=== Records shown ===

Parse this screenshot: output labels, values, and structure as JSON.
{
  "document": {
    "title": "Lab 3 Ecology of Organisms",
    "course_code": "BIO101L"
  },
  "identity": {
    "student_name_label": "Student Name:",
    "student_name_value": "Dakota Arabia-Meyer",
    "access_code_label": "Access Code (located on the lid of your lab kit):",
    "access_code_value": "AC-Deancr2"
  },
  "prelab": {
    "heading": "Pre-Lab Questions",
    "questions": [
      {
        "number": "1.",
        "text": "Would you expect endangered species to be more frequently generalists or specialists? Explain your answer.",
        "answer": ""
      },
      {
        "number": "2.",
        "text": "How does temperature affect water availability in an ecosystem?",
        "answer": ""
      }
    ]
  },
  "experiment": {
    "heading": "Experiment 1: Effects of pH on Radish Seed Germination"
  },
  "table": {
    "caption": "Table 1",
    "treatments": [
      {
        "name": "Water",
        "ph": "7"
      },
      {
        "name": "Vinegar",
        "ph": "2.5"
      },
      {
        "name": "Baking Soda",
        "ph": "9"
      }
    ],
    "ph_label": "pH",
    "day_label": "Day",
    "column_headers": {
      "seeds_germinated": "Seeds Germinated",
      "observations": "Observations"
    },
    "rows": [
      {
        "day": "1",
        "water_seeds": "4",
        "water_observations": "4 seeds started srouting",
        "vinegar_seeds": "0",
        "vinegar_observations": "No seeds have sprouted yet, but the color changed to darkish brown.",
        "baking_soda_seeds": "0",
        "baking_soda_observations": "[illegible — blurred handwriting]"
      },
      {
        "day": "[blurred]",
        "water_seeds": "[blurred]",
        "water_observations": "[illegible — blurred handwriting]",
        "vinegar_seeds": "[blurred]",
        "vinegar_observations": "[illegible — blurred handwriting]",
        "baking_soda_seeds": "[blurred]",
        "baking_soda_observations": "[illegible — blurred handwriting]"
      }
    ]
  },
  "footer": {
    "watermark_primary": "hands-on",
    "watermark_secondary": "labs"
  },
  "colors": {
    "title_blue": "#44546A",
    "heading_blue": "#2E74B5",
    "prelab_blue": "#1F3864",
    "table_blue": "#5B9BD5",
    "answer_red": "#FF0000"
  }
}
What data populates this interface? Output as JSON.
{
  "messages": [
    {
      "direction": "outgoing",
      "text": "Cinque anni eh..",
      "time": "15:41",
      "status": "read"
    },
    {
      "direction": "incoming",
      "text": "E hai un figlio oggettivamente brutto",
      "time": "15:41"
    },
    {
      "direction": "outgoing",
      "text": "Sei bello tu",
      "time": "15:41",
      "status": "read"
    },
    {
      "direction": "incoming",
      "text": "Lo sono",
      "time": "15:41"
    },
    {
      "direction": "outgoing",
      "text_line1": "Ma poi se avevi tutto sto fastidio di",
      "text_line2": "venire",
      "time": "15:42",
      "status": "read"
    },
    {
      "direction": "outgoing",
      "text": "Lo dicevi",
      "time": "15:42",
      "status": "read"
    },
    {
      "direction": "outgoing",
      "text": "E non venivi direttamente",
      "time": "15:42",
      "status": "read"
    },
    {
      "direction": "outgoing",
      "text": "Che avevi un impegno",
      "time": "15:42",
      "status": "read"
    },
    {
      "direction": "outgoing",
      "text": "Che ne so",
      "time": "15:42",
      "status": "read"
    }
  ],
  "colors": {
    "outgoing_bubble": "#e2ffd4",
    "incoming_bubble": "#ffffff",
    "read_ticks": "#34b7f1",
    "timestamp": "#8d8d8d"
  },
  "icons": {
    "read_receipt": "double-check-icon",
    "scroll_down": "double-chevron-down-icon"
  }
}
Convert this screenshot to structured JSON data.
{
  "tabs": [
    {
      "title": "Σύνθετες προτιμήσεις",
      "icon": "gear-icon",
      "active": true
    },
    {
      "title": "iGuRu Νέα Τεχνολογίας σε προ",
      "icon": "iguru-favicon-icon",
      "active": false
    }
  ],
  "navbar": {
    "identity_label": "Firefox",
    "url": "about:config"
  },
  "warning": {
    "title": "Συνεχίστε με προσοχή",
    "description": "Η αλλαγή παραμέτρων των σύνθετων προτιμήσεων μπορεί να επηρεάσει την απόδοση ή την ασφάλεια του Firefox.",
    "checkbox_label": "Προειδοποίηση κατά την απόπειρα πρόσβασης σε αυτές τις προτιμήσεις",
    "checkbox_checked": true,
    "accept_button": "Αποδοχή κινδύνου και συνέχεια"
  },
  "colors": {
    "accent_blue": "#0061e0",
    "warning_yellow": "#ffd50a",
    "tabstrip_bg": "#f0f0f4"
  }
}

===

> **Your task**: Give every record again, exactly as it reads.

> **Task response**:
Parse this screenshot: output labels, values, and structure as JSON.
{
  "document": {
    "title": "Lab 3 Ecology of Organisms",
    "course_code": "BIO101L"
  },
  "identity": {
    "student_name_label": "Student Name:",
    "student_name_value": "Dakota Arabia-Meyer",
    "access_code_label": "Access Code (located on the lid of your lab kit):",
    "access_code_value": "AC-Deancr2"
  },
  "prelab": {
    "heading": "Pre-Lab Questions",
    "questions": [
      {
        "number": "1.",
        "text": "Would you expect endangered species to be more frequently generalists or specialists? Explain your answer.",
        "answer": ""
      },
      {
        "number": "2.",
        "text": "How does temperature affect water availability in an ecosystem?",
        "answer": ""
      }
    ]
  },
  "experiment": {
    "heading": "Experiment 1: Effects of pH on Radish Seed Germination"
  },
  "table": {
    "caption": "Table 1",
    "treatments": [
      {
        "name": "Water",
        "ph": "7"
      },
      {
        "name": "Vinegar",
        "ph": "2.5"
      },
      {
        "name": "Baking Soda",
        "ph": "9"
      }
    ],
    "ph_label": "pH",
    "day_label": "Day",
    "column_headers": {
      "seeds_germinated": "Seeds Germinated",
      "observations": "Observations"
    },
    "rows": [
      {
        "day": "1",
        "water_seeds": "4",
        "water_observations": "4 seeds started srouting",
        "vinegar_seeds": "0",
        "vinegar_observations": "No seeds have sprouted yet, but the color changed to darkish brown.",
        "baking_soda_seeds": "0",
        "baking_soda_observations": "[illegible — blurred handwriting]"
      },
      {
        "day": "[blurred]",
        "water_seeds": "[blurred]",
        "water_observations": "[illegible — blurred handwriting]",
        "vinegar_seeds": "[blurred]",
        "vinegar_observations": "[illegible — blurred handwriting]",
        "baking_soda_seeds": "[blurred]",
        "baking_soda_observations": "[illegible — blurred handwriting]"
      }
    ]
  },
  "footer": {
    "watermark_primary": "hands-on",
    "watermark_secondary": "labs"
  },
  "colors": {
    "title_blue": "#44546A",
    "heading_blue": "#2E74B5",
    "prelab_blue": "#1F3864",
    "table_blue": "#5B9BD5",
    "answer_red": "#FF0000"
  }
}
What data populates this interface? Output as JSON.
{
  "messages": [
    {
      "direction": "outgoing",
      "text": "Cinque anni eh..",
      "time": "15:41",
      "status": "read"
    },
    {
      "direction": "incoming",
      "text": "E hai un figlio oggettivamente brutto",
      "time": "15:41"
    },
    {
      "direction": "outgoing",
      "text": "Sei bello tu",
      "time": "15:41",
      "status": "read"
    },
    {
      "direction": "incoming",
      "text": "Lo sono",
      "time": "15:41"
    },
    {
      "direction": "outgoing",
      "text_line1": "Ma poi se avevi tutto sto fastidio di",
      "text_line2": "venire",
      "time": "15:42",
      "status": "read"
    },
    {
      "direction": "outgoing",
      "text": "Lo dicevi",
      "time": "15:42",
      "status": "read"
    },
    {
      "direction": "outgoing",
      "text": "E non venivi direttamente",
      "time": "15:42",
      "status": "read"
    },
    {
      "direction": "outgoing",
      "text": "Che avevi un impegno",
      "time": "15:42",
      "status": "read"
    },
    {
      "direction": "outgoing",
      "text": "Che ne so",
      "time": "15:42",
      "status": "read"
    }
  ],
  "colors": {
    "outgoing_bubble": "#e2ffd4",
    "incoming_bubble": "#ffffff",
    "read_ticks": "#34b7f1",
    "timestamp": "#8d8d8d"
  },
  "icons": {
    "read_receipt": "double-check-icon",
    "scroll_down": "double-chevron-down-icon"
  }
}
Convert this screenshot to structured JSON data.
{
  "tabs": [
    {
      "title": "Σύνθετες προτιμήσεις",
      "icon": "gear-icon",
      "active": true
    },
    {
      "title": "iGuRu Νέα Τεχνολογίας σε προ",
      "icon": "iguru-favicon-icon",
      "active": false
    }
  ],
  "navbar": {
    "identity_label": "Firefox",
    "url": "about:config"
  },
  "warning": {
    "title": "Συνεχίστε με προσοχή",
    "description": "Η αλλαγή παραμέτρων των σύνθετων προτιμήσεων μπορεί να επηρεάσει την απόδοση ή την ασφάλεια του Firefox.",
    "checkbox_label": "Προειδοποίηση κατά την απόπειρα πρόσβασης σε αυτές τις προτιμήσεις",
    "checkbox_checked": true,
    "accept_button": "Αποδοχή κινδύνου και συνέχεια"
  },
  "colors": {
    "accent_blue": "#0061e0",
    "warning_yellow": "#ffd50a",
    "tabstrip_bg": "#f0f0f4"
  }
}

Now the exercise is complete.